The leaked documents revealed, for example, that when former second-highest-ranking administrator to Benedict XVI, Monsignor Carlo Maria Vigano, took office in 2009, he discovered corruption, nepotism and cronyism linked to the awarding of contracts to outside companies at inflated prices.
He took drastic steps to clean up the purchasing procedures, upsetting other Vatican officials. In one of the leaked documents, he begged not to be transferred as punishment for exposing alleged corruption in the awarding of contracts.
The result? Vigano is now in Washington as the Vatican’s U.S. ambassador.
Other documents leaked by the butler, Paolo Gabriele, related to the Vatican’s bank, famous for being regularly embroiled in scandals, including “bribery money for political parties, Mafia money-laundering and, repeatedly, anonymous accounts,” as the German magazine Der Spiegel and other media have reported.
A recent case included anonymous accounts and communications showing how Church banking officials circumvent European anti-money-laundering regulations, according to investigations by Italian authorities.
Though the Vatican’s top banking official, Ettore Gotti Tedeschi, was eventually fired, the Vatican initially reacted by expressing “full confidence” in him and later condemned the seizure of “sovereign” documents by Italian authorities.
So, on one side of the balance, we have reportedly inflated-price contracts and church officials allegedly using anonymous bank accounts and violating anti-money-laundering regulations. On the other side, we have a whistle-blower seeking to expose corruption in the Vatican.
Which “problem” requires punishment and to be made an example of -to deter recurrences- ultimately depends on one’s standing on these issues. The Vatican chose to throw “unprecedented transparency” on the whistle-blower.

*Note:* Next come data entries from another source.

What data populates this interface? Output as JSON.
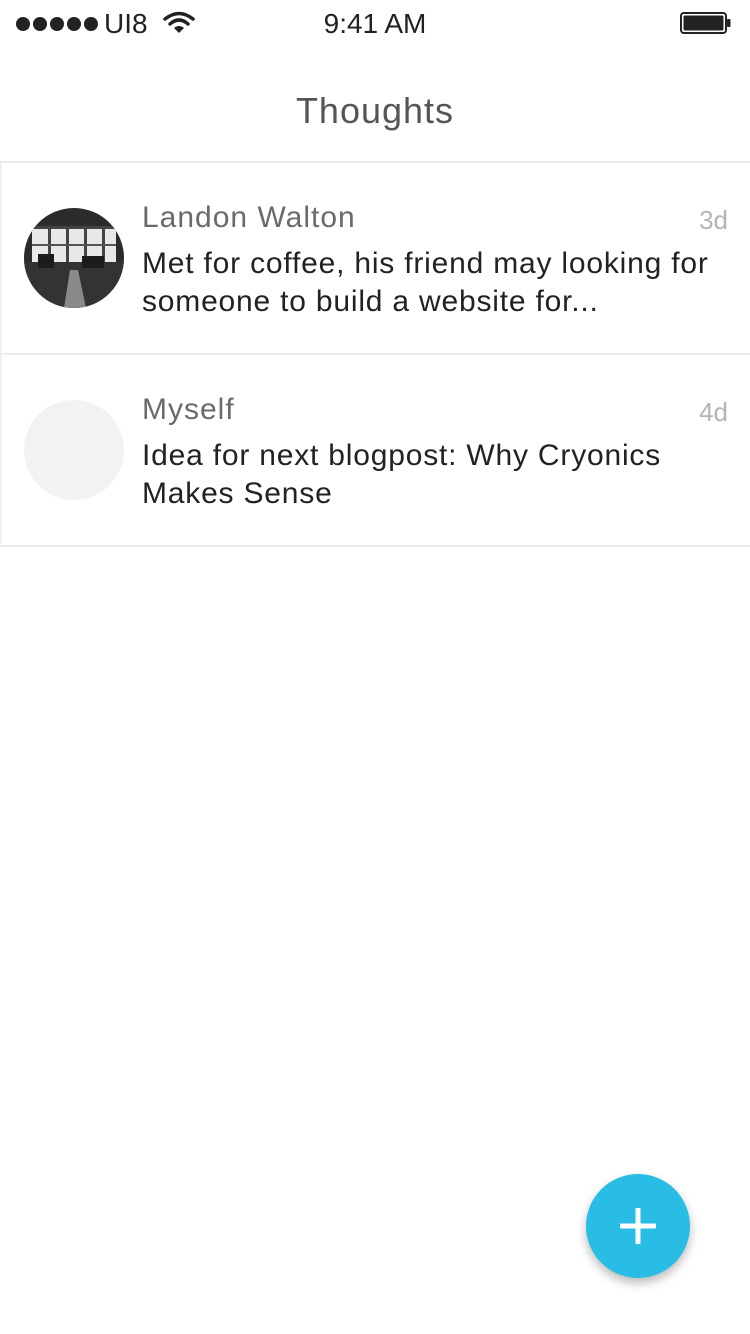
{
  "status_bar": {
    "carrier": "UI8",
    "time": "9:41 AM",
    "icons": [
      "signal-dots-icon",
      "wifi-icon",
      "battery-icon"
    ]
  },
  "header": {
    "title": "Thoughts"
  },
  "thoughts": [
    {
      "name": "Landon Walton",
      "time": "3d",
      "text": "Met for coffee, his friend may looking for someone to build a website for...",
      "avatar": "photo-avatar"
    },
    {
      "name": "Myself",
      "time": "4d",
      "text": "Idea for next blogpost: Why Cryonics Makes Sense",
      "avatar": "blank-avatar"
    }
  ],
  "fab": {
    "icon": "plus-icon",
    "color": "#29bde6"
  }
}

It also chose to send Vigano away and to aggressively criticize the Italian authorities’ investigation, making it very clear where the church stands on corruption issues.
In that, at least, the Vatican choices are certainly transparent.
— Hazel Feigenblatt
— Photo credit: European Parliament